Lobbyists and lurkers
Private healthcare companies in both the UK and US are notorious for lobbying activity.
HCA was part of the Private Hospitals Alliance (formerly known as H5). This UK-based lobby group launched in 2010 at the same time as the government’s NHS White Paper, Equity and Excellence: Liberating the NHS. This time-frame also coincides with HCA International donating £17,000 to the Conservative Party.
As we have seen above, HCA shareholder Lord Hollick was busy bankrolling right-wing Labour figures prior to the last UK general election. Since then he has made a sizeable donation to Labour leader Starmer.
From 2015 to 2016, HCA used consultant lobbyists Burson Cohn & Wolfe. The company has a long history of working with repressive regimes, major polluters and pretty much every dodgy company going.
HCA’s public relations are currently handled by the PHA Group. The largest shareholder of PHA group is Monaco-based, multi-millionaire Simon Dolan who also owns Jota Aviation—involved in delivering PPE. Dolan is also behind anti-lockdown group Keep Britain Free, which took the government to court over lockdown measures.
In the US, there has been a huge increase in the amount HCA has spent on political lobbying in recent years, in particular since 2019. In 2021, unionised workers in the US called for HCA to suspend political donations after evidence emerged that HCA had donated to many of the Republican politicians implicated in the Capitol siege.
HCA in court
There have been a large number of UK employment tribunal hearings against the company, including cases for disability discrimination, sex discrimination, unfair dismissal and breach of contract.
In the US, HCA has a long track record of being embroiled in fraud cases.
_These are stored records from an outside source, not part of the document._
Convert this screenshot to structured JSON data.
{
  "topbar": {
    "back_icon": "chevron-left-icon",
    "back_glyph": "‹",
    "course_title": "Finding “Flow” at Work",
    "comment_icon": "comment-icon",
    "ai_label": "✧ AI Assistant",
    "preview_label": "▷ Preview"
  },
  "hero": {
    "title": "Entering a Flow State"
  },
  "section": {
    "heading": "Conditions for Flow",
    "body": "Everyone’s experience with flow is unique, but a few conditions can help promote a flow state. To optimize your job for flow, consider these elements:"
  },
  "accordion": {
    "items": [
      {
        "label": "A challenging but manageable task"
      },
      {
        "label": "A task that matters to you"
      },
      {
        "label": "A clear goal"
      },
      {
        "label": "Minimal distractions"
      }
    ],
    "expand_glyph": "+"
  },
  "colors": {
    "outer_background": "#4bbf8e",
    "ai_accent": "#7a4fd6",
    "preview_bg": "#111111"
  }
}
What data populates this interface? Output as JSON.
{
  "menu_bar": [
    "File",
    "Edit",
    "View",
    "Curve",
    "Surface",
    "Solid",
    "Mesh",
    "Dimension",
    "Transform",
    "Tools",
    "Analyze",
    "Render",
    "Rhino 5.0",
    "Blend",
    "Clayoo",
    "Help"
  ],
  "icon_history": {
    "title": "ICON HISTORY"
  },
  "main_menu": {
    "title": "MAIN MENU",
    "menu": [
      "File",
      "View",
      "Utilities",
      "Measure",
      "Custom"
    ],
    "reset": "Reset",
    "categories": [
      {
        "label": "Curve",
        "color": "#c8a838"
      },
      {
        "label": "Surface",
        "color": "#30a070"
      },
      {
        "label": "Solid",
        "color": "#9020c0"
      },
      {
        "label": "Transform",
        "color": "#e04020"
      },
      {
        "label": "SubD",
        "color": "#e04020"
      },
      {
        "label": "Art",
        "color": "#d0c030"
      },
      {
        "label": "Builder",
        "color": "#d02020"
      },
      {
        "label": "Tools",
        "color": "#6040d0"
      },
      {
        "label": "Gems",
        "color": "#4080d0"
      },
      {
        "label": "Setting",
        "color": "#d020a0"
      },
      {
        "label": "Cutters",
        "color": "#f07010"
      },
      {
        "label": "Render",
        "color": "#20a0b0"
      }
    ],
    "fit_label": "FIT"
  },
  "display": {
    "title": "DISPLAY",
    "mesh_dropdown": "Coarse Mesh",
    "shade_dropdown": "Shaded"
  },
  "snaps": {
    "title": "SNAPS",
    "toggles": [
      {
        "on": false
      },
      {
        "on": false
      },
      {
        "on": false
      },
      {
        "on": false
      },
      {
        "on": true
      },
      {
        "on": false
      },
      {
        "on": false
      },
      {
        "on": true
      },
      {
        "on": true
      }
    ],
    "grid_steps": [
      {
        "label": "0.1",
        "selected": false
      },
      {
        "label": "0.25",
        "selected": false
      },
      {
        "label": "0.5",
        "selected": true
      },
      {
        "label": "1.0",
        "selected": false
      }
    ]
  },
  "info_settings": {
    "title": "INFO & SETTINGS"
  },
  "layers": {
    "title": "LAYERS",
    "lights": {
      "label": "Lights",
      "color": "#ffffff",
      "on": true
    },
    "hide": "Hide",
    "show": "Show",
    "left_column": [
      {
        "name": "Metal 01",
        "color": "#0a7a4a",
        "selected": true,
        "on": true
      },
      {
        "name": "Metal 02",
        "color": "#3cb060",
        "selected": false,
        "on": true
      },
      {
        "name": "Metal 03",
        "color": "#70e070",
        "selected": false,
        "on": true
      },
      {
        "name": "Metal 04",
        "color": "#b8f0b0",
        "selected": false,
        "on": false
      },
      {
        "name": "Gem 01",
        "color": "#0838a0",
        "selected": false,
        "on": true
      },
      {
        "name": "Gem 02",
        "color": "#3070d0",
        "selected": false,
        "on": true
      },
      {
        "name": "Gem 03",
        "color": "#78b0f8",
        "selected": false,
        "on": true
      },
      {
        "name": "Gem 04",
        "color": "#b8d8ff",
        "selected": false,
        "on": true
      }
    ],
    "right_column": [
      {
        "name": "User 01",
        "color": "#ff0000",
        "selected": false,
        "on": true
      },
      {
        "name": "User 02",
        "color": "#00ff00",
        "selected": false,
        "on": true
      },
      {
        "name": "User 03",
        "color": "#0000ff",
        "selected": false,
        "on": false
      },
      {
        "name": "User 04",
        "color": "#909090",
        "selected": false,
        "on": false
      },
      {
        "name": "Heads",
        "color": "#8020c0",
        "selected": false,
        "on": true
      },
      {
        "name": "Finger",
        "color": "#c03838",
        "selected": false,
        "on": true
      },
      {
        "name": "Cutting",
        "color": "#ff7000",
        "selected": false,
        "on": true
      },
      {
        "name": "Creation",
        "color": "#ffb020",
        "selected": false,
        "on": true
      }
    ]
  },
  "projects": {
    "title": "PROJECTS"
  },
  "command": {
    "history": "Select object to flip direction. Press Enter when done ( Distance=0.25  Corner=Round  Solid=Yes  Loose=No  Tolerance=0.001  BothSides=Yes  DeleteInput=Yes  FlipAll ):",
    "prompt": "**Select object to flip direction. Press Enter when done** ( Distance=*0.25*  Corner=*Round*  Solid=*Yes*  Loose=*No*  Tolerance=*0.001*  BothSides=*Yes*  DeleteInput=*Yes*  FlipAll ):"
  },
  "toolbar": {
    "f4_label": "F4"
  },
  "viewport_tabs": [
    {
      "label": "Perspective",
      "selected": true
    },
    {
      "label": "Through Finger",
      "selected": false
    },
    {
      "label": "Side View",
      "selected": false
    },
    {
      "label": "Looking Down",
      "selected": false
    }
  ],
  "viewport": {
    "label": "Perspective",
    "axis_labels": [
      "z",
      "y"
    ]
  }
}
These include:
- 2000: HCA pled guilty in the Medicare/Medicaid fraud case, and eventually paid $2 billion in fines in 2002.
- 2005: Accusations of insider trading and fraud led to a large court case and a $20 million payout by HCA to shareholders.
- 2012: A scandal erupted concerning unnecessary cardiac procedures being carried out on patients at HCA hospitals. This is one of the many scandals which have been brought to light by whistleblowers. Whistleblower Justice Network wrote at the time: “with the ever-growing healthcare fraud crisis that seems to plague the nation, HCA and its subsidiaries commonly find themselves in hot water”.
The NHS For Sale? campaign also makes the point that these US fraud cases show that HCA isn’t fit to run hospitals in the UK. It writes:
“The major concerns with HCA International revolve around the behaviour of its parent company in the USA, which has been found guilty of large-scale fraud over the years, and has been the subject of an extensive investigation by the US Department of Justice into the company’s practices.”
The company consequently paid the US government over $2 billion in fines for defrauding its healthcare programmes.
From corporate fraud to worker exploitation, HCA is a capitalist giant with a shocking track record. Now, it’s hovering like a vulture to pick the flesh of our broken NHS and boost its profits further. And it’s been enabled every step of the way by successive governments that are hell-bent on privatisation.
The pandemic created a perfect storm for politicians to sell the lie that private healthcare companies—like HCA—are helping to relieve pressure on the NHS with empty promises that it will always be ‘free at the point of use’. The terrifying truth is, that in post-lockdown UK we’ve now got a two-tier health system. Those who can afford private insurance and treatments are the only people who can pay their way out of impossible waiting times. Meanwhile with limited funds, NHS professionals are forced to pay the likes of HCA to save critically ill patients. This adds more to HCA’s billions; a company most people may not have yet heard of. Solidarity with IWGB workers and their campaign is vital because it shines light on what increased healthcare privatisation actually looks like. That picture is shocking. We need to fight to change it.
For more information on the ongoing London Bridge Hospital cleaners’ campaign, see the IWGB.